A business associate who asked not to be identified by name said that in a meeting in October, Jones was both upbeat about his family life and talked about enjoying his role as the father to the twin boys.

Jones’s family, the associate said, was “very much part of his day-to-day life. He talked about his kids and family all the time. Just positive things.”

In the lawsuit Jones filed in Middlesex Superior Court on Oct. 16, Jones accused LifeLine of inflicting “severe emotional distress” on him by firing him after he complained about a medication pump he said was faulty and endangered the life of a disabled woman. He said he had also complained that it was difficult to read the expiration dates on the company’s narcotics.

LifeLine did not immediately respond to requests for comment.

In court records, Jones said LifeLine had hired him in January 2009 as a paramedic, and that he had won numerous awards and commendations in his career, including the Star of Life Award in 2000 in Washington, “one of the highest awards bestowed upon EMS responders for excellence in their profession.”

He said he also received a letter of recognition from then-Congressman Edward Markey in 2001 for his work after the office shooting at Edgewater Technology in Wakefield in which seven people were killed.

Jones said he had been a licensed paramedic since July 1997. His license is still valid, according to a state database.

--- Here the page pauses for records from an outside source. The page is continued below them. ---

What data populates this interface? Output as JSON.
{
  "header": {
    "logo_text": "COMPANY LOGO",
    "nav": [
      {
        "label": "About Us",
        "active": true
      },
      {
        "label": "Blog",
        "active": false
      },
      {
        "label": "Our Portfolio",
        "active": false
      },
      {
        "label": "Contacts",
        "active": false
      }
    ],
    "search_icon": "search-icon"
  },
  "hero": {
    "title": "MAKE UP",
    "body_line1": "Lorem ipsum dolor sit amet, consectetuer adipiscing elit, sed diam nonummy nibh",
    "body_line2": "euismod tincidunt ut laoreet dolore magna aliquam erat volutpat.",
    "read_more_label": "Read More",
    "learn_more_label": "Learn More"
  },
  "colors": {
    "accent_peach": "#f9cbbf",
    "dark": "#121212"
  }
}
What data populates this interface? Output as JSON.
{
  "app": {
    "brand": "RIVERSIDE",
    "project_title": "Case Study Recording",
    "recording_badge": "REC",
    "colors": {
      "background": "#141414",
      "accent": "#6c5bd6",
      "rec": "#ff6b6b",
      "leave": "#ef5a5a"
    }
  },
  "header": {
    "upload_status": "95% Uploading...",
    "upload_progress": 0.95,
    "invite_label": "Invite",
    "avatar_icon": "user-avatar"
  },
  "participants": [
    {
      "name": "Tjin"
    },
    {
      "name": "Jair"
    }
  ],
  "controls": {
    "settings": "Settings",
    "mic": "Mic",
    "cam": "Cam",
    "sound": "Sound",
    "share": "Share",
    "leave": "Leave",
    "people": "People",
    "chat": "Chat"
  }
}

He earned his associate’s degree from Massachusetts Bay Community College and, he said in court records, he earned another associate’s in X-ray technology from North Shore Community College in 2007.

He said he also earned a bachelor of science degree in business management, with a minor in information systems, from Suffolk University in 2000. The information could not immediately be confirmed.